The Spring 2022 “Personal Journeys” issue of YES! Magazine.
Our Spring “Personal Journeys” issue was a different one for YES! It focused on people’s personal stories of healing and transformation, highlighting how our own individual journeys can be catalysts to change the world around us.
Those stories helped us remember that although we are each responsible for traversing our own path toward a better world, there is power in community and learning from each other’s experiences. We asked YES! readers online to share some of the most important lessons they’ve learned on their own social justice journeys—and, as expected, they did not disappoint!
“After running for office for the first time during a global pandemic, I realized that even though my campaign was over, the work of the rebellion continues.
“I ran for state representative in Massachusetts in 2020. I lost, but I expanded the electorate, increased voter turnout, raised the profile of working mothers in the state, and paved the way for future female candidates to step up and run in the next election cycle.
“I ran because nobody had challenged the male, Republican incumbent for over 20 years. I ran because I wanted to hold my elected officials accountable. I ran because there’s never been a female state representative for my district. That’s 100 years of no representation.
“I ran because people of color need our voices to be amplified.
“Now that my campaign is over, I am continuing to do the work by supporting Black, Indigenous, and people of color candidates throughout Massachusetts. I’m donating my time and money to candidates that need support navigating a political system that is rigged to keep working-class people out of the halls of power.
“We have inherited a system of laws that were written by White men. Until we have a majority of women in every state house in America, the work of the rebellion continues.”
—Michelle Mullet, North Reading, Massachusetts
“My journey of many years working in my community with restorative justice has been among the richest gifts of my life. This is what I have learned and come to know as true:
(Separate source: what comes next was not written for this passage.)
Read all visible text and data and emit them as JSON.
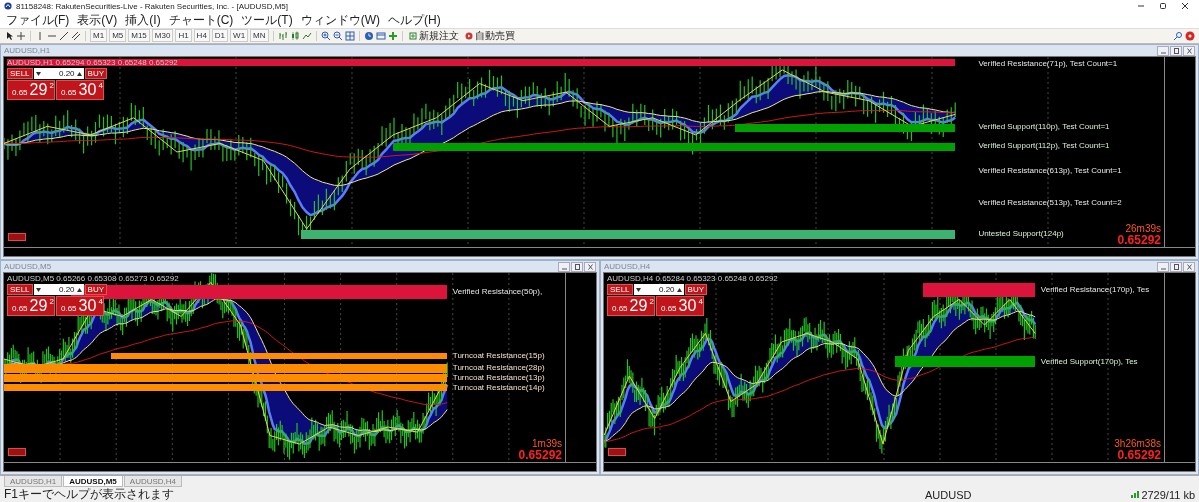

- People can change and everyone deserves the support to make those changes.
- No one should be judged on the worst thing they have ever done.
- Our growth and development in life are not a straight path.
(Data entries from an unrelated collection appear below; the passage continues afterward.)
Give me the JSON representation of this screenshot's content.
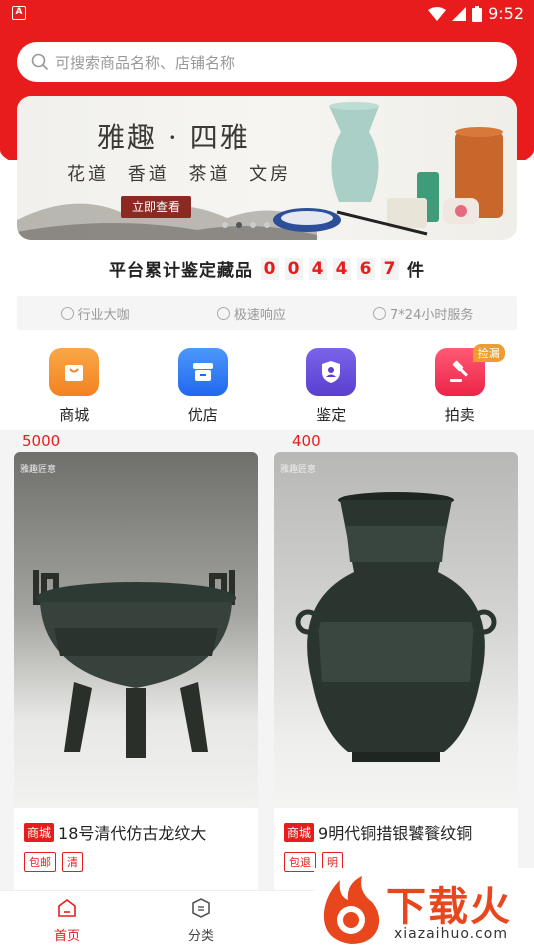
{
  "status": {
    "time": "9:52",
    "left_icon": "A"
  },
  "search": {
    "placeholder": "可搜索商品名称、店铺名称"
  },
  "banner": {
    "title": "雅趣 · 四雅",
    "subtitle": "花道 香道 茶道 文房",
    "button": "立即查看"
  },
  "counter": {
    "prefix": "平台累计鉴定藏品",
    "digits": [
      "0",
      "0",
      "4",
      "4",
      "6",
      "7"
    ],
    "suffix": "件"
  },
  "features": [
    "行业大咖",
    "极速响应",
    "7*24小时服务"
  ],
  "nav": [
    {
      "label": "商城",
      "icon": "bag-icon",
      "color": "#f4922a"
    },
    {
      "label": "优店",
      "icon": "shop-icon",
      "color": "#2f7cf6"
    },
    {
      "label": "鉴定",
      "icon": "shield-user-icon",
      "color": "#6b4fd8"
    },
    {
      "label": "拍卖",
      "icon": "gavel-icon",
      "color": "#f23d5b",
      "badge": "捡漏"
    }
  ],
  "products": [
    {
      "watermark": "雅趣匠意",
      "tag": "商城",
      "title": "18号清代仿古龙纹大",
      "badges": [
        "包邮",
        "清"
      ],
      "price": "5000"
    },
    {
      "watermark": "雅趣匠意",
      "tag": "商城",
      "title": "9明代铜措银饕餮纹铜",
      "badges": [
        "包退",
        "明"
      ],
      "price": "400"
    }
  ],
  "tabs": [
    {
      "label": "首页",
      "active": true
    },
    {
      "label": "分类",
      "active": false
    }
  ],
  "watermark": {
    "name": "下载火",
    "url": "xiazaihuo.com"
  },
  "colors": {
    "primary": "#e81c1c"
  }
}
- Treating each other with dignity and love is our primary responsibility as human beings.
- A sense of belonging is a powerful tool in healing.
- All people are good at their core.
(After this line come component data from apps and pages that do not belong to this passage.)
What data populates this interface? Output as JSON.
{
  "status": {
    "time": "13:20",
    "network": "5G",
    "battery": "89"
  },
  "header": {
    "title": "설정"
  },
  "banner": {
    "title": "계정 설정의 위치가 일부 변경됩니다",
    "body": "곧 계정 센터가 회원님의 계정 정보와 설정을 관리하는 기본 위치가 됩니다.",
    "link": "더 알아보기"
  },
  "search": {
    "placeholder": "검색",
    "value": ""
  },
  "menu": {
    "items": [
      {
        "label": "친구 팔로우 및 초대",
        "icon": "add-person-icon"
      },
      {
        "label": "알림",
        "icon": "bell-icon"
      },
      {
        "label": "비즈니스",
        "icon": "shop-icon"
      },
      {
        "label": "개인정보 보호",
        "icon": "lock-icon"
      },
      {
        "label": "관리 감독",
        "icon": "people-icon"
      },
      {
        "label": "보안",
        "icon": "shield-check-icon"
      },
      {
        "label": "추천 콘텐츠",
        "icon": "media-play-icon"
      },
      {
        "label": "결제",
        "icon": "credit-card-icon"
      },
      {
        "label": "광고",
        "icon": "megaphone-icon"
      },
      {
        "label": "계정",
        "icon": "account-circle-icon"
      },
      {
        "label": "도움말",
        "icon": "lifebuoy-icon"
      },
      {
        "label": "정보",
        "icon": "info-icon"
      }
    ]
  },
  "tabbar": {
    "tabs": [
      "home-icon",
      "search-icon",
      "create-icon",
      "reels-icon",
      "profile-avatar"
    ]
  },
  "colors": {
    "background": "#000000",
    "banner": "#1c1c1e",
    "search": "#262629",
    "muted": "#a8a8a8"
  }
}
- One’s willingness to be vulnerable and open benefits everyone.
- Addiction is a profoundly difficult burden to overcome.
- Past life experiences are present in all human interactions.
- No one has all the pieces to the puzzle, and to believe so is arrogant and potentially harmful.
- Everyone has a story that is worth hearing and honoring.
- Being open to change with every encounter is our only way forward.
- In the end, love is all that matters.”
—Christine Aquino, West Fairlee, Vermont
“Look for the best examples of serious progress and see what you can learn from them to carry the work forward.”
—Fran Korten (former YES! Executive Director), Bainbridge Island, Washington